# Required work:
Print the entries below word for word; the pictures stay out of your copy.

# Record excerpts:
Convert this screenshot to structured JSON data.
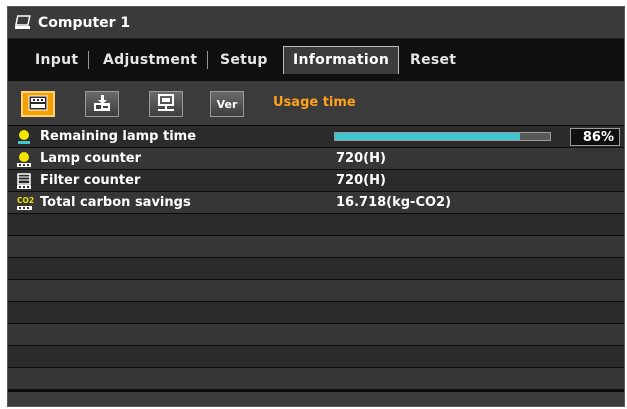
{
  "window": {
    "title": "Computer 1",
    "icon": "computer-icon"
  },
  "tabs": [
    {
      "label": "Input",
      "active": false
    },
    {
      "label": "Adjustment",
      "active": false
    },
    {
      "label": "Setup",
      "active": false
    },
    {
      "label": "Information",
      "active": true
    },
    {
      "label": "Reset",
      "active": false
    }
  ],
  "toolbar": {
    "buttons": [
      {
        "name": "usage-time-icon",
        "active": true
      },
      {
        "name": "source-icon",
        "active": false
      },
      {
        "name": "wired-lan-icon",
        "active": false
      },
      {
        "name": "version-button",
        "label": "Ver",
        "active": false
      }
    ],
    "section_title": "Usage time"
  },
  "rows": [
    {
      "label": "Remaining lamp time",
      "icon": "lamp-remaining-icon",
      "progress": 0.86,
      "percent_label": "86%"
    },
    {
      "label": "Lamp counter",
      "icon": "lamp-counter-icon",
      "value": "720(H)"
    },
    {
      "label": "Filter counter",
      "icon": "filter-counter-icon",
      "value": "720(H)"
    },
    {
      "label": "Total carbon savings",
      "icon": "co2-icon",
      "icon_text": "CO2",
      "value": "16.718(kg-CO2)"
    }
  ],
  "colors": {
    "accent_orange": "#f2a100",
    "section_title": "#ffa21a",
    "progress_fill": "#3fc7cf",
    "row_dark": "#2b2b2b",
    "row_light": "#363636"
  }
}
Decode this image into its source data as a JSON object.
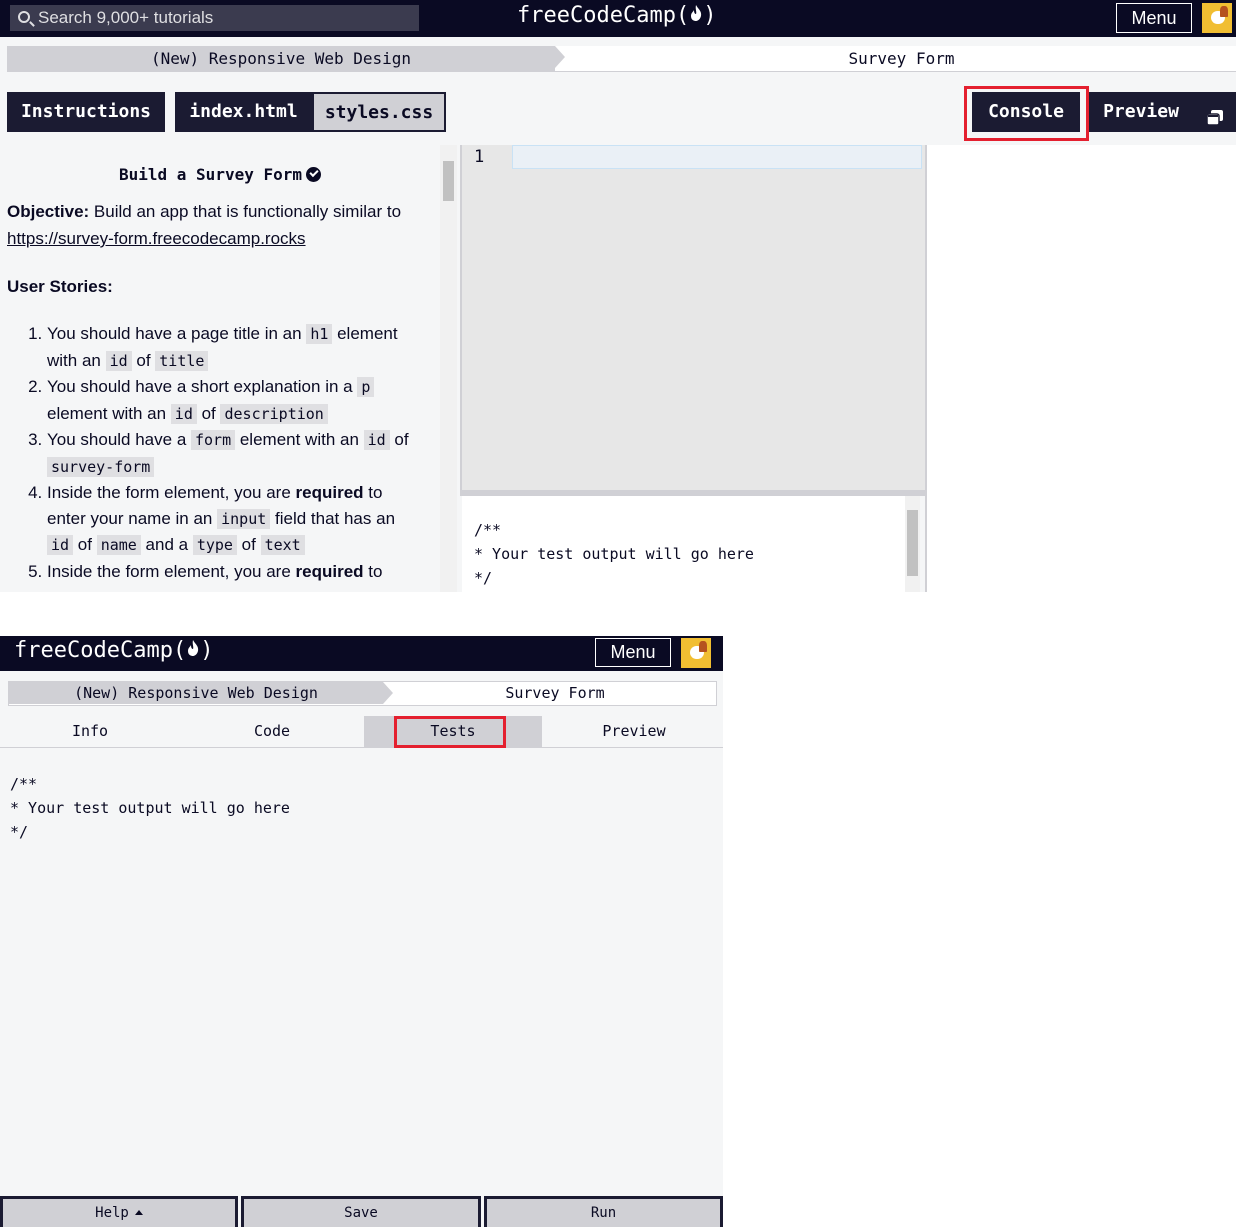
{
  "desktop": {
    "nav": {
      "search_placeholder": "Search 9,000+ tutorials",
      "logo_text": "freeCodeCamp(",
      "logo_close": ")",
      "menu_label": "Menu"
    },
    "breadcrumb": {
      "course": "(New) Responsive Web Design",
      "project": "Survey Form"
    },
    "tabs": {
      "instructions": "Instructions",
      "index_html": "index.html",
      "styles_css": "styles.css",
      "console": "Console",
      "preview": "Preview"
    },
    "instructions": {
      "title": "Build a Survey Form",
      "objective_label": "Objective:",
      "objective_text": " Build an app that is functionally similar to ",
      "objective_link": "https://survey-form.freecodecamp.rocks",
      "user_stories_heading": "User Stories:",
      "stories": [
        {
          "t1": "You should have a page title in an ",
          "c1": "h1",
          "t2": " element with an ",
          "c2": "id",
          "t3": " of ",
          "c3": "title"
        },
        {
          "t1": "You should have a short explanation in a ",
          "c1": "p",
          "t2": " element with an ",
          "c2": "id",
          "t3": " of ",
          "c3": "description"
        },
        {
          "t1": "You should have a ",
          "c1": "form",
          "t2": " element with an ",
          "c2": "id",
          "t3": " of ",
          "c3": "survey-form"
        },
        {
          "t1": "Inside the form element, you are ",
          "b1": "required",
          "t2": " to enter your name in an ",
          "c1": "input",
          "t3": " field that has an ",
          "c2": "id",
          "t4": " of ",
          "c3": "name",
          "t5": " and a ",
          "c4": "type",
          "t6": " of ",
          "c5": "text"
        },
        {
          "t1": "Inside the form element, you are ",
          "b1": "required",
          "t2": " to"
        }
      ]
    },
    "editor": {
      "line_number": "1"
    },
    "console_output": "/**\n* Your test output will go here\n*/"
  },
  "mobile": {
    "nav": {
      "logo_text": "freeCodeCamp(",
      "logo_close": ")",
      "menu_label": "Menu"
    },
    "breadcrumb": {
      "course": "(New) Responsive Web Design",
      "project": "Survey Form"
    },
    "tabs": {
      "info": "Info",
      "code": "Code",
      "tests": "Tests",
      "preview": "Preview"
    },
    "console_output": "/**\n* Your test output will go here\n*/",
    "bottom_bar": {
      "help": "Help",
      "save": "Save",
      "run": "Run"
    }
  },
  "colors": {
    "nav_bg": "#0a0a23",
    "highlight": "#e4202f",
    "tab_dark": "#1b1b32",
    "tab_light": "#d0d0d5"
  }
}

# Answer area:
Convert this screenshot to structured JSON data.
{
  "window": {
    "title": "Computer 1",
    "icon": "computer-icon"
  },
  "tabs": [
    {
      "label": "Input",
      "active": false
    },
    {
      "label": "Adjustment",
      "active": false
    },
    {
      "label": "Setup",
      "active": false
    },
    {
      "label": "Information",
      "active": true
    },
    {
      "label": "Reset",
      "active": false
    }
  ],
  "toolbar": {
    "buttons": [
      {
        "name": "usage-time-icon",
        "active": true
      },
      {
        "name": "source-icon",
        "active": false
      },
      {
        "name": "wired-lan-icon",
        "active": false
      },
      {
        "name": "version-button",
        "label": "Ver",
        "active": false
      }
    ],
    "section_title": "Usage time"
  },
  "rows": [
    {
      "label": "Remaining lamp time",
      "icon": "lamp-remaining-icon",
      "progress": 0.86,
      "percent_label": "86%"
    },
    {
      "label": "Lamp counter",
      "icon": "lamp-counter-icon",
      "value": "720(H)"
    },
    {
      "label": "Filter counter",
      "icon": "filter-counter-icon",
      "value": "720(H)"
    },
    {
      "label": "Total carbon savings",
      "icon": "co2-icon",
      "icon_text": "CO2",
      "value": "16.718(kg-CO2)"
    }
  ],
  "colors": {
    "accent_orange": "#f2a100",
    "section_title": "#ffa21a",
    "progress_fill": "#3fc7cf",
    "row_dark": "#2b2b2b",
    "row_light": "#363636"
  }
}
Decode this image into its source data as a JSON object.
{
  "desktop": {
    "nav": {
      "search_placeholder": "Search 9,000+ tutorials",
      "logo_text": "freeCodeCamp(",
      "logo_close": ")",
      "menu_label": "Menu"
    },
    "breadcrumb": {
      "course": "(New) Responsive Web Design",
      "project": "Survey Form"
    },
    "tabs": {
      "instructions": "Instructions",
      "index_html": "index.html",
      "styles_css": "styles.css",
      "console": "Console",
      "preview": "Preview"
    },
    "instructions": {
      "title": "Build a Survey Form",
      "objective_label": "Objective:",
      "objective_text": " Build an app that is functionally similar to ",
      "objective_link": "https://survey-form.freecodecamp.rocks",
      "user_stories_heading": "User Stories:",
      "stories": [
        {
          "t1": "You should have a page title in an ",
          "c1": "h1",
          "t2": " element with an ",
          "c2": "id",
          "t3": " of ",
          "c3": "title"
        },
        {
          "t1": "You should have a short explanation in a ",
          "c1": "p",
          "t2": " element with an ",
          "c2": "id",
          "t3": " of ",
          "c3": "description"
        },
        {
          "t1": "You should have a ",
          "c1": "form",
          "t2": " element with an ",
          "c2": "id",
          "t3": " of ",
          "c3": "survey-form"
        },
        {
          "t1": "Inside the form element, you are ",
          "b1": "required",
          "t2": " to enter your name in an ",
          "c1": "input",
          "t3": " field that has an ",
          "c2": "id",
          "t4": " of ",
          "c3": "name",
          "t5": " and a ",
          "c4": "type",
          "t6": " of ",
          "c5": "text"
        },
        {
          "t1": "Inside the form element, you are ",
          "b1": "required",
          "t2": " to"
        }
      ]
    },
    "editor": {
      "line_number": "1"
    },
    "console_output": "/**\n* Your test output will go here\n*/"
  },
  "mobile": {
    "nav": {
      "logo_text": "freeCodeCamp(",
      "logo_close": ")",
      "menu_label": "Menu"
    },
    "breadcrumb": {
      "course": "(New) Responsive Web Design",
      "project": "Survey Form"
    },
    "tabs": {
      "info": "Info",
      "code": "Code",
      "tests": "Tests",
      "preview": "Preview"
    },
    "console_output": "/**\n* Your test output will go here\n*/",
    "bottom_bar": {
      "help": "Help",
      "save": "Save",
      "run": "Run"
    }
  },
  "colors": {
    "nav_bg": "#0a0a23",
    "highlight": "#e4202f",
    "tab_dark": "#1b1b32",
    "tab_light": "#d0d0d5"
  }
}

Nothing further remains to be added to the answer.